“For several years the lama monk Ah Dat-Ta “阿達陀“ retreated to the mountains to live in seclusion, studying Buddhist texts and practicing meditation. He also hoped to improve his martial art skill. One day Ah Dat-Ta’s meditation was disturbed by a loud sound.
He left the cave he had been meditating in to investigate and found an ape trying to capture a crane.
He was astonished. Despite the ape’s great size and strength, the crane eluded the great swings and pecked at soft, vital points. Ah Dat-Ta was inspired to create a new martial art.”
3 clips showing the flavor and usage of White Crane gung fu
links provided below
Shifu Ron Dong, coaching students sparring during a training session. Sparring, 2 man drills, 2 man sets integral to developing the correct understanding, controlling timing, distance and position the style is noted for.
The set emphasis 2 aspects of the style…
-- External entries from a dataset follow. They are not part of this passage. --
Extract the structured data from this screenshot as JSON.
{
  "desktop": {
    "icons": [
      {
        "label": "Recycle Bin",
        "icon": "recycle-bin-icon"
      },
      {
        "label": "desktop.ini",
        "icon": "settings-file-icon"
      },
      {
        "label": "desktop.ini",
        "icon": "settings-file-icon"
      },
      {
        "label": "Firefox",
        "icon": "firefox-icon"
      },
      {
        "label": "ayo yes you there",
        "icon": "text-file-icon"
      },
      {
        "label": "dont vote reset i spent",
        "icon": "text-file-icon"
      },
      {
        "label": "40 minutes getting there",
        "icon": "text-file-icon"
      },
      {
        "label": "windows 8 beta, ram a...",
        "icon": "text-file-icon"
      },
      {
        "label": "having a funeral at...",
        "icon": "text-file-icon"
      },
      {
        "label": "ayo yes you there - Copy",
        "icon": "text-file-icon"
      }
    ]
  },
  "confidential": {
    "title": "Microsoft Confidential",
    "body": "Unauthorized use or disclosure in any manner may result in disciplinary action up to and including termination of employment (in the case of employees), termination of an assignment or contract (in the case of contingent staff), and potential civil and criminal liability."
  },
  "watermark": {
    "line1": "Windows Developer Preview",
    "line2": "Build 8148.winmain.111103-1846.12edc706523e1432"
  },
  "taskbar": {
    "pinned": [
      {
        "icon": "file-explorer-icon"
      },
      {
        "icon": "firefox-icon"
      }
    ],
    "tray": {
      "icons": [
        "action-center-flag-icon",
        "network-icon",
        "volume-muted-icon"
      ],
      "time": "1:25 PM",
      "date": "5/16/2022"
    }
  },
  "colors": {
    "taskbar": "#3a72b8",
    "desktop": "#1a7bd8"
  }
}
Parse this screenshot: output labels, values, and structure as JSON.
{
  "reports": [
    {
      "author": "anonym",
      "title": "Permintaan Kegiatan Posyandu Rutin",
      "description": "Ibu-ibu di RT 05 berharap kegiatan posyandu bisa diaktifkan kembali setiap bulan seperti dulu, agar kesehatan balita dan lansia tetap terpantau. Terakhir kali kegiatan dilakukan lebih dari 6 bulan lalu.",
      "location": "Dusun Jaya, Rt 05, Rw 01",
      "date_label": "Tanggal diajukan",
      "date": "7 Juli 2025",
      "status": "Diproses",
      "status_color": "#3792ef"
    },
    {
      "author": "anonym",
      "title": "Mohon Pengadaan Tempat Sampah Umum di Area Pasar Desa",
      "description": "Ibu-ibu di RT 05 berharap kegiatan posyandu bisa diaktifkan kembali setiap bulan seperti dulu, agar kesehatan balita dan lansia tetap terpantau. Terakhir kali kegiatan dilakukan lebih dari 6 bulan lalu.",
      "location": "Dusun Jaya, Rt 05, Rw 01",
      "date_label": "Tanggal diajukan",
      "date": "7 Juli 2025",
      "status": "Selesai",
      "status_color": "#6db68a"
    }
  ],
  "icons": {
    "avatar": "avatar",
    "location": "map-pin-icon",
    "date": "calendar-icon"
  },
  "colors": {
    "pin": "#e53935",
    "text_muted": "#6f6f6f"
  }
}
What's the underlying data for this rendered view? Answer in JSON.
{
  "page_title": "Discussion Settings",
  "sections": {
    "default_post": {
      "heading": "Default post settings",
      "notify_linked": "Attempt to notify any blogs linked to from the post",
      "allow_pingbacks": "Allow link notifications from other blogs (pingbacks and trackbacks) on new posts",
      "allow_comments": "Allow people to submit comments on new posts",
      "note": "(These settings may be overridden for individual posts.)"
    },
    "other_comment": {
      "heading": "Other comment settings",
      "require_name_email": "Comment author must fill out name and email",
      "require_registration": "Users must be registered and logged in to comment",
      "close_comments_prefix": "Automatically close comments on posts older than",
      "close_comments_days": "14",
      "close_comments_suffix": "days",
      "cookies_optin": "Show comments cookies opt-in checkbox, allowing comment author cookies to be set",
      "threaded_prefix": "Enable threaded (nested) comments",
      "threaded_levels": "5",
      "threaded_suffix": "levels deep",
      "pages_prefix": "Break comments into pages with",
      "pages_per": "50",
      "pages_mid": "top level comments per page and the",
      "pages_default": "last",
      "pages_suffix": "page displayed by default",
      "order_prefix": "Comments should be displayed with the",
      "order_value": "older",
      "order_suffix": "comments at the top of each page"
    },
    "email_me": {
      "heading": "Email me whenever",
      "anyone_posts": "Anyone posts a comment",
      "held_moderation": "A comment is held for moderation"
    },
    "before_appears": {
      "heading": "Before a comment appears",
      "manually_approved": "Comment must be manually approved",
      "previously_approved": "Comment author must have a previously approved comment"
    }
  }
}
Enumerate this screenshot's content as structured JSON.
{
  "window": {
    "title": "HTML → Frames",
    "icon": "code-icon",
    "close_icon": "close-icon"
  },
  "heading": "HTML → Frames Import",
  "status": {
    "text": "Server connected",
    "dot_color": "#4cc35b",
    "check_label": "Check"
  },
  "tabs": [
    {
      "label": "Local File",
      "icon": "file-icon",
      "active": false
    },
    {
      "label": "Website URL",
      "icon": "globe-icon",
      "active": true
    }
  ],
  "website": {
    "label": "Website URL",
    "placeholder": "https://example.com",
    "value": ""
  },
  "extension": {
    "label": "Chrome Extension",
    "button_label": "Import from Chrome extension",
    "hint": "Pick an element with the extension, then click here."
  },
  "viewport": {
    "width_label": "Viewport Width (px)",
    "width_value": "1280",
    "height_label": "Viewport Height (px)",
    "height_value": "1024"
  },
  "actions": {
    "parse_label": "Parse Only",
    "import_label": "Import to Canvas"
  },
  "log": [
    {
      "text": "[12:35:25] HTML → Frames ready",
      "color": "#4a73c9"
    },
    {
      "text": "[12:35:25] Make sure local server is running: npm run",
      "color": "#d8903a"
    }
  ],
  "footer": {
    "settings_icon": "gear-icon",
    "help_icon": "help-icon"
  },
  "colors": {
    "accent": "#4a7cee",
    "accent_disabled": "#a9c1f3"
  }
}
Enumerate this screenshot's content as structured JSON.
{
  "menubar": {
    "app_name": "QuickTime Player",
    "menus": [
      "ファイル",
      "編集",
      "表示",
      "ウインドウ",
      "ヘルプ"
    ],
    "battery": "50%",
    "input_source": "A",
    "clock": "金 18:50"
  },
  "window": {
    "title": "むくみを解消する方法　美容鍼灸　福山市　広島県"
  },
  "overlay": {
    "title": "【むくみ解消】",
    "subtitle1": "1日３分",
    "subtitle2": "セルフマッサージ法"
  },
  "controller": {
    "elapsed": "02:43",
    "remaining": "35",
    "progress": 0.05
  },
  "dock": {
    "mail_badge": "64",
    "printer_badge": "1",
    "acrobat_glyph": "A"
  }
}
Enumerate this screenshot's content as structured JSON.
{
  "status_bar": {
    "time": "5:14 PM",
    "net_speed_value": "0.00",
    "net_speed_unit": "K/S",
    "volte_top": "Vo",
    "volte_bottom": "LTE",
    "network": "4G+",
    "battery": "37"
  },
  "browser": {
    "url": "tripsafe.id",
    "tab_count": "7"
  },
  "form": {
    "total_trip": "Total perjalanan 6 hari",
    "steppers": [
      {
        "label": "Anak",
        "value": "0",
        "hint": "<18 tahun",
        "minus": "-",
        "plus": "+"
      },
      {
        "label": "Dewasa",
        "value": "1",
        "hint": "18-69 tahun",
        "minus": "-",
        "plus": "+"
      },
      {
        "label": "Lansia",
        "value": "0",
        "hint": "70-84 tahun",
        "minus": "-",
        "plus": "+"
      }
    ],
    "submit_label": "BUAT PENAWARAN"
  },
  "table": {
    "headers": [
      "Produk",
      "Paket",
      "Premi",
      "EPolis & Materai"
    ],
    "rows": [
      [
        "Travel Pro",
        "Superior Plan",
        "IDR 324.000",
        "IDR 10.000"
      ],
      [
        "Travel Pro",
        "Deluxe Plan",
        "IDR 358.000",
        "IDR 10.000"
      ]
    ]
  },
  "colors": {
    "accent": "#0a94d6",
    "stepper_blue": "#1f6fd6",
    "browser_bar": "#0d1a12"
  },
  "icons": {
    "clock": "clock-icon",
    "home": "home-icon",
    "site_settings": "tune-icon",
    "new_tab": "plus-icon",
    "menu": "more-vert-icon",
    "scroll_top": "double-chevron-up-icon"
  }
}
Student “A” with the arms held down, working from inside the circle using the “ape” mind set.
Student “B” with arms held up, moving attacking from outside the circle using the “crane” mind set.
Movements are linked together into “sets” or “forms” used to teach transitions and logical movement patterns reflecting usage and strategies of the style.
”White Crane gung fu”
Outlines the history and development of White Crane gung fu, no longer in print .
Shifu Mike Staples :
“So again, the footwork is tied to the horse, and so are all of the long-arm techniques. without the footwork and the horse, the long-arm techniques won’t make sense, and won’t work properly.
But unlike some styles that practice one way, and spar or fight another way, the White Crane techniques are meant to be used as practiced…
precisely as practiced.”
Based on the foundational practices of white crane and taiji, focusing on awareness used “precisely as practiced”
A recent book written by Shifu Staples, with a deeper inner message also detailing some of his earlier “White Crane” teachings ”